Celebrating International Women’s Day – March 8
This year’s United Nations’ theme for International Women’s Day is “Empowering Women, Empowering Humanity: Picture it!” The International Women’s Day theme is “Make It Happen,” with a dedicated hashtag (#MakeItHappen) for social media. International Women’s Day 2015 commemorates the 20th anniversary year of the Bejing Declaration and Platform for Action, an historic path that charts the future and sets the agenda “for realizing women’s rights.”
On March 8, 2015 Canadians, governments, organizations and activists across the country will celebrate, respect and honour women’s social, political and economic achievements, while also taking time to acknowledge the ongoing courage and resilience of women here and around the world who still suffer poverty, violence and discrimination. Full equality and equity for girls and women are worthy goals and we know all too well that the struggle is far from over.
In 2012, while Canadian women made up over 50% of Canada’s total population, their average wage was just 75.6% of the average wage for Canadian men. It’s true that Canada has made progress to protect and promote women’s rights, opportunities and equality; but despite such positive movement, Canadian women are still outnumbered by men in almost every employment sector, especially in senior executive positions at all levels of government, in political office and in corporate board rooms.
The number of people living in extreme poverty worldwide is about 1.3 billion, with women reported to bear an unequal share of the burden of poverty — 70% of those living in poverty are women. Women who do work generally earn less than half the wages of men for doing the same work. In many of the world’s nations, women are most often the victims of domestic, social, cultural or religious violence and have little or no access to education.
A number of issues demonstrate how serious gender disparity exacerbates poverty for women and one is “access to safe drinking water…without ready access to safe water, the poor — especially women and girls — spend much of their time scavenging for water.” Statistics related to lack of safe drinking water and sanitation are disturbing, suggesting that “80% of all diseases in the developing world are caused by unsafe drinking water and sanitation…and that as a result, girls and women tend to suffer the most.” A second issue is “illiteracy — two thirds of the world’s 876 million illiterates are women.”
These are sobering statistics and remind us that we must continue to organize, fund raise and remain socially and politically active, to help change the lives of women in Canada and around the world. According to the World Bank, growing evidence confirms that “when greater equality exists between women and men, economies tend to grow faster, the poor move more quickly out of poverty and the well being of women, men and children is enhanced.” Putting investments into the economic, social and political development of women is positive for policy makers too, particularly when there is greater emphasis on gender equality.
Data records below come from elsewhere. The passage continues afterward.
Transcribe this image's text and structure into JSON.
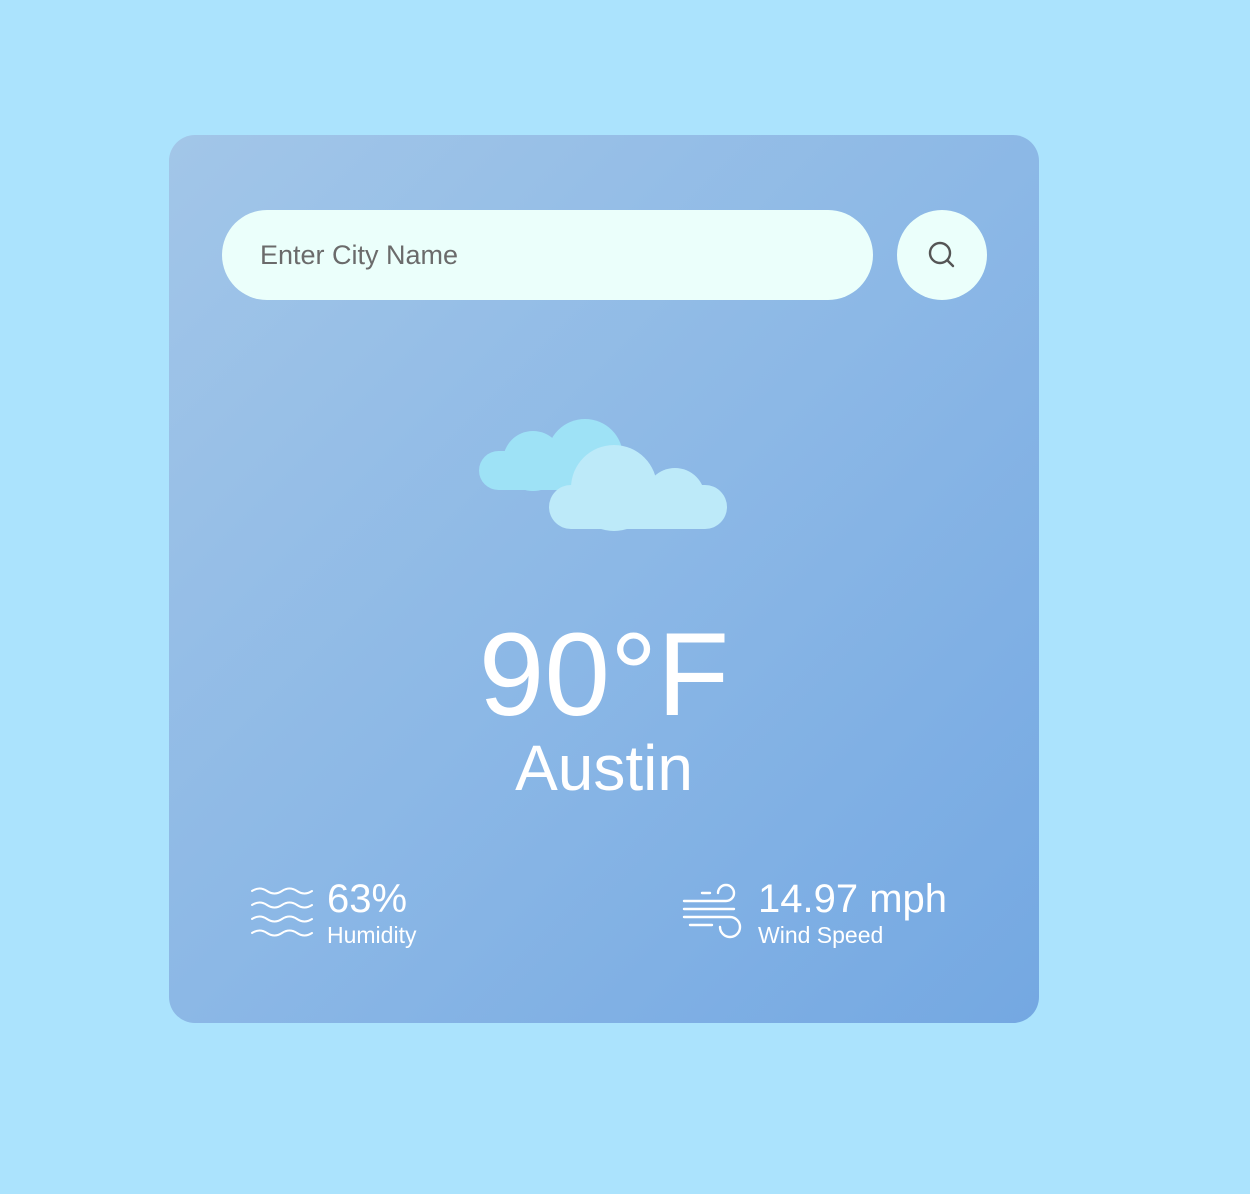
{
  "search": {
    "placeholder": "Enter City Name",
    "value": "",
    "button_icon": "search-icon"
  },
  "weather": {
    "icon": "clouds-icon",
    "temperature": "90°F",
    "city": "Austin"
  },
  "details": {
    "humidity": {
      "icon": "humidity-waves-icon",
      "value": "63%",
      "label": "Humidity"
    },
    "wind": {
      "icon": "wind-icon",
      "value": "14.97 mph",
      "label": "Wind Speed"
    }
  },
  "colors": {
    "background": "#abe3fd",
    "card_gradient_start": "#a2c6e8",
    "card_gradient_end": "#74a8e2",
    "input_background": "#ebfffb",
    "text": "#ffffff",
    "cloud_back": "#9ee2f6",
    "cloud_front": "#bdeaf9"
  }
}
Two world leaders spoke bluntly about the condition of women in the developing world. Stephen Lewis, UN Special Envoy on HIV/AIDS in Africa, said that “Women are terrifyingly vulnerable…everywhere that gender has been depreciated in this world, comes back to haunt you, and it is haunting us with a vengeance in Southern Africa.” Kofi Annan, UN Secretary-General, emphasized in a 2003 International Women’s Day special address “the need for urgent action.” He added, “There is no time to lose…When women thrive, all of society benefits, and succeeding generations are given a better start in life.”
Once again this year, I am honoured to celebrate International Women’s Day in the company of wonderful women who make a difference every day to their families, their friends and their communities. They are sisters, daughters, mothers, grandmothers and aunts and while they are all diverse, they seem to share two important traits — they have relentless energy to remain active and they believe that all things are possible.
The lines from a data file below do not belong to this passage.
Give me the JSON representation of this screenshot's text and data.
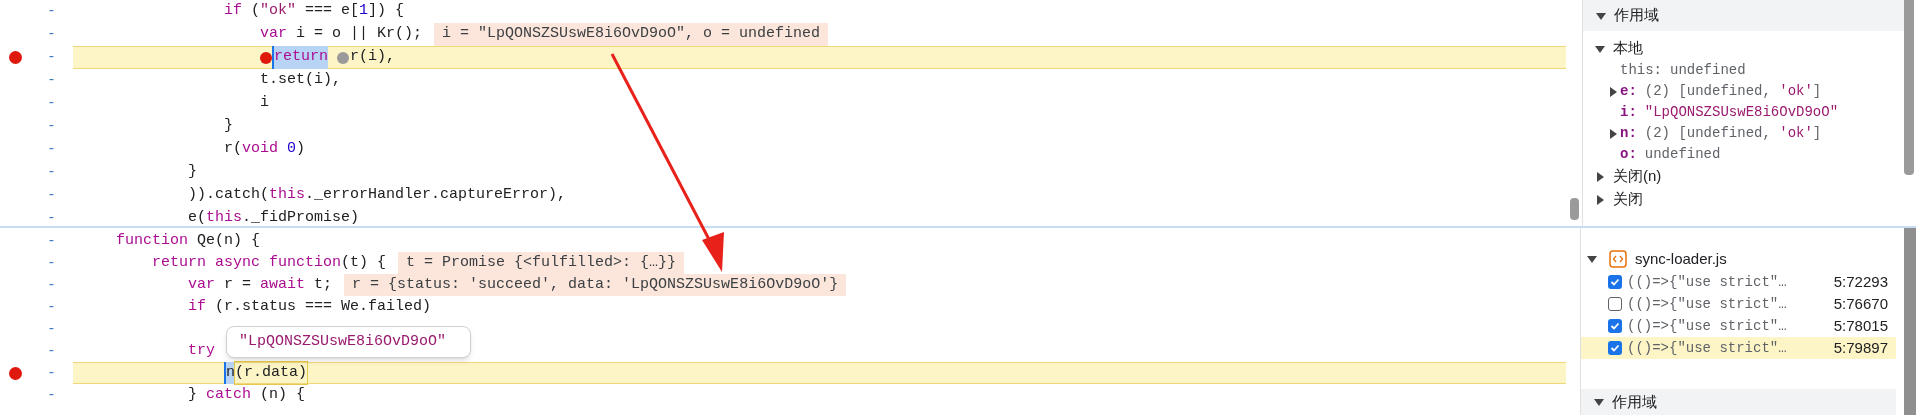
{
  "top_pane": {
    "code_lines": [
      {
        "children": [
          {
            "gutter": "-",
            "breakpoint": false,
            "paused": false,
            "tokens": [
              {
                "kind": "keyword",
                "text": "if"
              },
              {
                "kind": "plain",
                "text": " ("
              },
              {
                "kind": "string",
                "text": "\"ok\""
              },
              {
                "kind": "plain",
                "text": " === e["
              },
              {
                "kind": "number",
                "text": "1"
              },
              {
                "kind": "plain",
                "text": "]) {"
              }
            ],
            "children": [
              {
                "gutter": "-",
                "breakpoint": false,
                "paused": false,
                "tokens": [
                  {
                    "kind": "keyword",
                    "text": "var"
                  },
                  {
                    "kind": "plain",
                    "text": " i = o || Kr();"
                  }
                ],
                "inline_value": "i = \"LpQONSZSUswE8i6OvD9oO\", o = undefined"
              },
              {
                "gutter": "-",
                "breakpoint": true,
                "paused": true,
                "tokens": [
                  {
                    "kind": "marker",
                    "active": true
                  },
                  {
                    "kind": "keyword",
                    "text": "return",
                    "selected": true
                  },
                  {
                    "kind": "marker",
                    "active": false
                  },
                  {
                    "kind": "plain",
                    "text": "r(i),"
                  }
                ]
              },
              {
                "gutter": "-",
                "breakpoint": false,
                "paused": false,
                "tokens": [
                  {
                    "kind": "plain",
                    "text": "t.set(i),"
                  }
                ]
              },
              {
                "gutter": "-",
                "breakpoint": false,
                "paused": false,
                "tokens": [
                  {
                    "kind": "plain",
                    "text": "i"
                  }
                ]
              }
            ]
          },
          {
            "gutter": "-",
            "breakpoint": false,
            "paused": false,
            "tokens": [
              {
                "kind": "plain",
                "text": "}"
              }
            ]
          },
          {
            "gutter": "-",
            "breakpoint": false,
            "paused": false,
            "tokens": [
              {
                "kind": "plain",
                "text": "r("
              },
              {
                "kind": "keyword",
                "text": "void"
              },
              {
                "kind": "number",
                "text": " 0"
              },
              {
                "kind": "plain",
                "text": ")"
              }
            ]
          }
        ]
      },
      {
        "gutter": "-",
        "breakpoint": false,
        "paused": false,
        "tokens": [
          {
            "kind": "plain",
            "text": "}"
          }
        ]
      },
      {
        "gutter": "-",
        "breakpoint": false,
        "paused": false,
        "tokens": [
          {
            "kind": "plain",
            "text": ")).catch("
          },
          {
            "kind": "keyword",
            "text": "this"
          },
          {
            "kind": "plain",
            "text": "._errorHandler.captureError),"
          }
        ]
      },
      {
        "gutter": "-",
        "breakpoint": false,
        "paused": false,
        "tokens": [
          {
            "kind": "plain",
            "text": "e("
          },
          {
            "kind": "keyword",
            "text": "this"
          },
          {
            "kind": "plain",
            "text": "._fidPromise)"
          }
        ]
      }
    ],
    "scope": {
      "title": "作用域",
      "expanded": true,
      "items": [
        {
          "label": "本地",
          "expanded": true,
          "children": [
            {
              "kind": "receiver",
              "key": "this:",
              "expandable": false,
              "value": [
                {
                  "kind": "plain",
                  "text": "undefined"
                }
              ]
            },
            {
              "kind": "property",
              "key": "e:",
              "expandable": true,
              "value": [
                {
                  "kind": "plain",
                  "text": "(2) [undefined, "
                },
                {
                  "kind": "string",
                  "text": "'ok'"
                },
                {
                  "kind": "plain",
                  "text": "]"
                }
              ]
            },
            {
              "kind": "property",
              "key": "i:",
              "expandable": false,
              "value": [
                {
                  "kind": "string",
                  "text": "\"LpQONSZSUswE8i6OvD9oO\""
                }
              ]
            },
            {
              "kind": "property",
              "key": "n:",
              "expandable": true,
              "value": [
                {
                  "kind": "plain",
                  "text": "(2) [undefined, "
                },
                {
                  "kind": "string",
                  "text": "'ok'"
                },
                {
                  "kind": "plain",
                  "text": "]"
                }
              ]
            },
            {
              "kind": "property",
              "key": "o:",
              "expandable": false,
              "value": [
                {
                  "kind": "plain",
                  "text": "undefined"
                }
              ]
            }
          ]
        },
        {
          "label": "关闭(n)",
          "expanded": false
        },
        {
          "label": "关闭",
          "expanded": false
        }
      ]
    }
  },
  "bottom_pane": {
    "code_lines": [
      {
        "gutter": "-",
        "breakpoint": false,
        "paused": false,
        "tokens": [
          {
            "kind": "keyword",
            "text": "function"
          },
          {
            "kind": "plain",
            "text": " Qe(n) {"
          }
        ],
        "children": [
          {
            "gutter": "-",
            "breakpoint": false,
            "paused": false,
            "tokens": [
              {
                "kind": "keyword",
                "text": "return async function"
              },
              {
                "kind": "plain",
                "text": "(t) {"
              }
            ],
            "inline_value": "t = Promise {<fulfilled>: {…}}",
            "children": [
              {
                "gutter": "-",
                "breakpoint": false,
                "paused": false,
                "tokens": [
                  {
                    "kind": "keyword",
                    "text": "var"
                  },
                  {
                    "kind": "plain",
                    "text": " r = "
                  },
                  {
                    "kind": "keyword",
                    "text": "await"
                  },
                  {
                    "kind": "plain",
                    "text": " t;"
                  }
                ],
                "inline_value": "r = {status: 'succeed', data: 'LpQONSZSUswE8i6OvD9oO'}"
              },
              {
                "gutter": "-",
                "breakpoint": false,
                "paused": false,
                "tokens": [
                  {
                    "kind": "keyword",
                    "text": "if"
                  },
                  {
                    "kind": "plain",
                    "text": " (r.status === We.failed)"
                  }
                ],
                "children": [
                  {
                    "gutter": "-",
                    "breakpoint": false,
                    "paused": false
                  }
                ]
              },
              {
                "gutter": "-",
                "breakpoint": false,
                "paused": false,
                "tokens": [
                  {
                    "kind": "keyword",
                    "text": "try"
                  }
                ],
                "children": [
                  {
                    "gutter": "-",
                    "breakpoint": true,
                    "paused": true,
                    "tokens": [
                      {
                        "kind": "plain",
                        "text": "n",
                        "selected": true
                      },
                      {
                        "kind": "plain",
                        "text": "(r.data)",
                        "outlined": true
                      }
                    ]
                  }
                ]
              },
              {
                "gutter": "-",
                "breakpoint": false,
                "paused": false,
                "tokens": [
                  {
                    "kind": "plain",
                    "text": "} "
                  },
                  {
                    "kind": "keyword",
                    "text": "catch"
                  },
                  {
                    "kind": "plain",
                    "text": " (n) {"
                  }
                ]
              }
            ]
          }
        ]
      }
    ],
    "hover_popup": {
      "value": "\"LpQONSZSUswE8i6OvD9oO\""
    },
    "breakpoints": {
      "file": "sync-loader.js",
      "expanded": true,
      "items": [
        {
          "code": "(()=>{\"use strict\"…",
          "location": "5:72293",
          "checked": true,
          "selected": false
        },
        {
          "code": "(()=>{\"use strict\"…",
          "location": "5:76670",
          "checked": false,
          "selected": false
        },
        {
          "code": "(()=>{\"use strict\"…",
          "location": "5:78015",
          "checked": true,
          "selected": false
        },
        {
          "code": "(()=>{\"use strict\"…",
          "location": "5:79897",
          "checked": true,
          "selected": true
        }
      ]
    },
    "scope_header": {
      "title": "作用域",
      "expanded": true
    }
  }
}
International Women’s Day is not only significant for women but also for men and men and women all over this country and the world will be celebrating together. As Guy Dauncey once said, we must “get involved, stay involved and be an activist so that you can sleep at night.” I agree, and so would Eleanor Roosevelt who said, “A woman is like a tea bag — you never know how strong she is until she’s in hot water.” We have a lot of hot water ahead of us and our strength lies in working together, because together, we know that all things are possible.